# [DESCRIPTION OF THE TASK]
Return every record below exactly as given, images excluded.

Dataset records
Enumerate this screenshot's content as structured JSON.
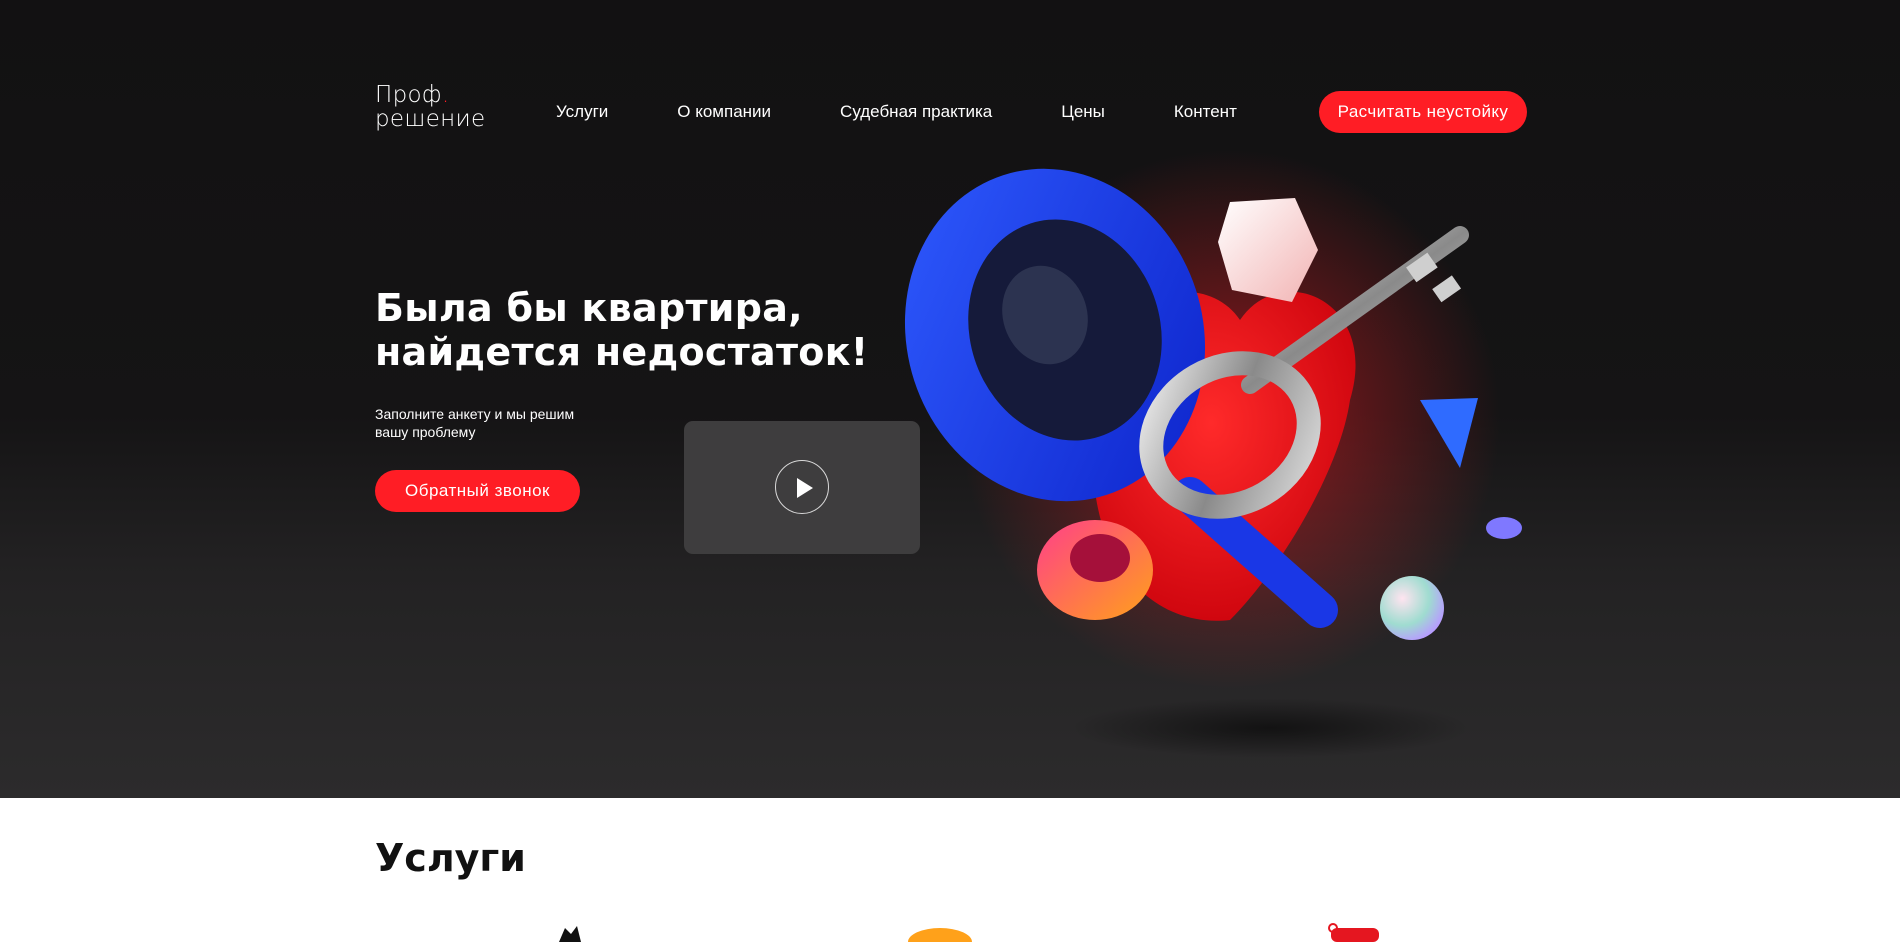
{
  "logo": {
    "line1": "Проф",
    "dot": ".",
    "line2": "решение"
  },
  "nav": [
    {
      "label": "Услуги"
    },
    {
      "label": "О компании"
    },
    {
      "label": "Судебная практика"
    },
    {
      "label": "Цены"
    },
    {
      "label": "Контент"
    }
  ],
  "header_cta": "Расчитать неустойку",
  "hero": {
    "title_line1": "Была бы квартира,",
    "title_line2": "найдется недостаток!",
    "subtitle_line1": "Заполните анкету и мы решим",
    "subtitle_line2": "вашу проблему",
    "callback_button": "Обратный звонок",
    "video_play_icon": "play-icon",
    "illustration": "magnifier-key-heart-3d"
  },
  "services": {
    "title": "Услуги"
  },
  "colors": {
    "accent": "#ff1d25",
    "hero_bg": "#141314",
    "magnifier": "#1f3df0",
    "video_bg": "#3e3d3e"
  }
}
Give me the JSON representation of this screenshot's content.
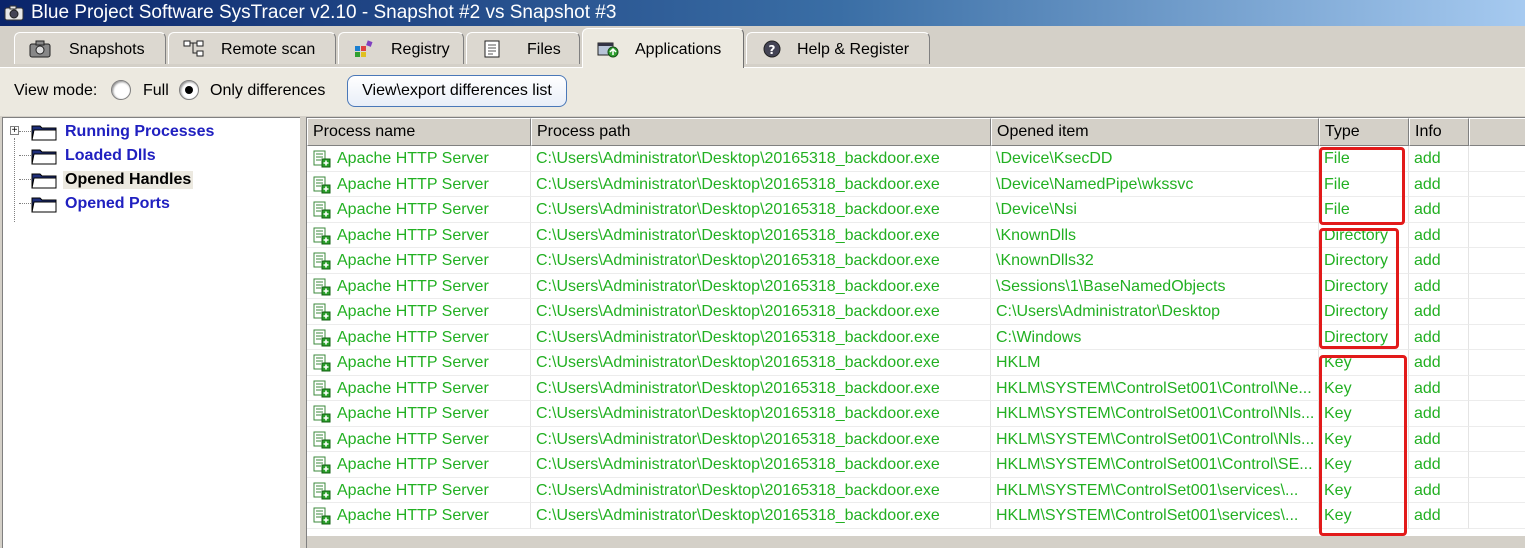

# [SOLVED EXERCISE]
Enumerate this screenshot's content as structured JSON.
{
  "logo": {
    "line1": "Проф",
    "dot": ".",
    "line2": "решение"
  },
  "nav": [
    {
      "label": "Услуги"
    },
    {
      "label": "О компании"
    },
    {
      "label": "Судебная практика"
    },
    {
      "label": "Цены"
    },
    {
      "label": "Контент"
    }
  ],
  "header_cta": "Расчитать неустойку",
  "hero": {
    "title_line1": "Была бы квартира,",
    "title_line2": "найдется недостаток!",
    "subtitle_line1": "Заполните анкету и мы решим",
    "subtitle_line2": "вашу проблему",
    "callback_button": "Обратный звонок",
    "video_play_icon": "play-icon",
    "illustration": "magnifier-key-heart-3d"
  },
  "services": {
    "title": "Услуги"
  },
  "colors": {
    "accent": "#ff1d25",
    "hero_bg": "#141314",
    "magnifier": "#1f3df0",
    "video_bg": "#3e3d3e"
  }
}
Give me the JSON representation of this screenshot's content.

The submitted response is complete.